Experimental research has targeted adhesion molecules known as selectins on epithelial cells. These molecules initiate the early capturing and margination of leukocytes from circulation. Selectin antagonists have been examined in preclinical studies, including cutaneous inflammation, allergy and ischemia-reperfusion injury. There are four classes of selectin blocking agents: (i) carbohydrate based inhibitors targeting all P-, E-, and L-selectins, (ii) antihuman selectin antibodies, (iii) a recombinant truncated form of PSGL-1 immunoglobulin fusion protein, and (iv) small-molecule inhibitors of selectins. Most selectin blockers have failed phase II/III clinical trials, or the studies were ceased due to their unfavorable pharmacokinetics or prohibitive cost.  Sphingolipids, present in yeast like Saccharomyces cerevisiae and plants, have also shown mitigative effects in animal models of gene knockout mice. 

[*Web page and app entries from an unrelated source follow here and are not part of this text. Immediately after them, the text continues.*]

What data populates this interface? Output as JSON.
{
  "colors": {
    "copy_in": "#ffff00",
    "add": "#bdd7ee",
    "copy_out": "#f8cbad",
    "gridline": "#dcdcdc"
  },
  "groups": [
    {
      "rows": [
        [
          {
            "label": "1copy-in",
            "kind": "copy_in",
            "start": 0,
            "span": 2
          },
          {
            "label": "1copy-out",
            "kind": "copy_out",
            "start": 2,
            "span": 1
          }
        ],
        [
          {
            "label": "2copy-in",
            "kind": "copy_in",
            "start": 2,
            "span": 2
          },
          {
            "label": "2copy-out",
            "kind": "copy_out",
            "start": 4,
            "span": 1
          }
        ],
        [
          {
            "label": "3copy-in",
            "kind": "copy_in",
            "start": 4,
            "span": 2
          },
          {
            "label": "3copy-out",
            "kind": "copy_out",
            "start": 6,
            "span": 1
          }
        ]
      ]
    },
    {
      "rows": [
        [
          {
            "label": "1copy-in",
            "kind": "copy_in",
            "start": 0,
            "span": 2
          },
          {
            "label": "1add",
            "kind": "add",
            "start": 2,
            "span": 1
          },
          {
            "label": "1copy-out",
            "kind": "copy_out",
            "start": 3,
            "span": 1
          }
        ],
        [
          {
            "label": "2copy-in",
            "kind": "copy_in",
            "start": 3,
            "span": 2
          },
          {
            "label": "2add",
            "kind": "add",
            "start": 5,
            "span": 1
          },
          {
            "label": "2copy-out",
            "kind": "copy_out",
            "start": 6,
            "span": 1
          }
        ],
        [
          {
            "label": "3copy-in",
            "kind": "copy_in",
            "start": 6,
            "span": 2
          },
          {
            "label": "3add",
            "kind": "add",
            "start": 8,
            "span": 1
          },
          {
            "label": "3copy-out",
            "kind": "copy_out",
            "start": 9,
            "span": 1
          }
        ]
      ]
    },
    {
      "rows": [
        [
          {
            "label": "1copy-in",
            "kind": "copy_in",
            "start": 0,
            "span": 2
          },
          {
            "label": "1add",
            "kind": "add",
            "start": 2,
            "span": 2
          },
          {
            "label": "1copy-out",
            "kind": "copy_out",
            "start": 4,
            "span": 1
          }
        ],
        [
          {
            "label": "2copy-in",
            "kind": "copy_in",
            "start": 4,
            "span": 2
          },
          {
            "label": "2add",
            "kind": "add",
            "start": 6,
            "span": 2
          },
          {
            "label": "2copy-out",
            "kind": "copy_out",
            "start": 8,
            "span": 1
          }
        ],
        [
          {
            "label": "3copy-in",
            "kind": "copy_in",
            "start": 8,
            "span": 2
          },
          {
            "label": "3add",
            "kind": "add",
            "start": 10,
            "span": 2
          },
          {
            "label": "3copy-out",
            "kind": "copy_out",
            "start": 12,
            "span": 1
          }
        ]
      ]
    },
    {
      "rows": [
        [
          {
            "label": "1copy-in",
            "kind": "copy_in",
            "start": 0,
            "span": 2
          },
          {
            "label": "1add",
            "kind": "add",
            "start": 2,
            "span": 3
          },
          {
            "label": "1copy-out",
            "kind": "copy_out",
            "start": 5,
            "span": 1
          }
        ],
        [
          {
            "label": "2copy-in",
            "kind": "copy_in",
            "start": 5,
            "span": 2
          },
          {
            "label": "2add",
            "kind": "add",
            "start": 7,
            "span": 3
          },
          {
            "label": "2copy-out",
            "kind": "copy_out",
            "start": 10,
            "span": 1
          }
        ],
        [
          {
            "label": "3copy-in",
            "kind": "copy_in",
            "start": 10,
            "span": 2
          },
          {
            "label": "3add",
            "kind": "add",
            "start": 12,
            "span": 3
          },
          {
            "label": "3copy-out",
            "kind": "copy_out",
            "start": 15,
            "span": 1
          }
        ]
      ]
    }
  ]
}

For Seasonal Allergic Conjunctivitis "I started having red eyes. After the third day of not seeing any progress (I thought I had allergies). I went to the doctor for a diagnosis to find out I had "pink eye". He prescribed me Patanol to control the redness and told me to just wait as "pink eye" is a virus and will go away on its own. I decided to still buy the prescription to find out it cost $160 for 5ml tiny bottle! I used it twice a day (as prescribed) and my eyes were back to its normal white shade in couple of days. I never heard of this eye drop. It is really expensive but seems to be worthy."
Traveling from Eye to Nose
We'll take a moment here to review the exact pathway tears take to travel from eye to nose. Once tears have been secreted from the main and accessory lacrimal glands and distributed evenly over the ocular surface by the eyelids, they are then passed into the nose through the lacrimal drainage system beginning with the upper and lower puncta. Each of these drains into a canaliculus, which carries the tears through the ampulla, the short vertical section of this tube, until turning towards the nose in a horizontal direction. The canaliculi may then join into a common canaliculus or enter the lacrimal sac separately.
Perhaps the most amazing mechanism of this path is the movement of tears into the nose via an active lacrimal pump assisted by the action of surrounding muscle groups (pretarsal and preseptal orbicularis oculi). When the eye is open, the normal state of the puncta and canaliculi is also open but the lacrimal sac is empty or collapsed. When a blink occurs, the surrounding muscles contract in such a way that the canaliculi are "pinched" closed. Simultaneously the collapsed walls of the lacrimal sac are drawn away from each other so that the sac is opened, creating a negative pressure and pulling the tears trapped in the canaliculi toward it. Then, as the eye reopens, the walls of the lacrimal sac return to their collapsed state, pushing the tears that have collected there downward to the nasolacrimal duct, eventually draining through the inferior turbinate to the nose.
When the eye is open, the normal state of the puncta and canaliculi is open, but the lacrimal sac remains collapsed until the next blink.
These structures between eye and nose consist of connective tissue fibers in helical structural arrangements. Research has found that the lining of the nasolacrimal duct has a layered structure, similar to the tear film. 1 Laboratory study into the expression of mucins in the lacrimal sac and nasolacrimal ducts has revealed that the efferent tear ducts produce a range of mucin types, and researchers have identified mRNA for a variety of mucins in human lacrimal sacs and nasolacrimal ducts. The authors hypothesize that this spectrum of mucins may aid in the flow of tears and defense against microbes. 2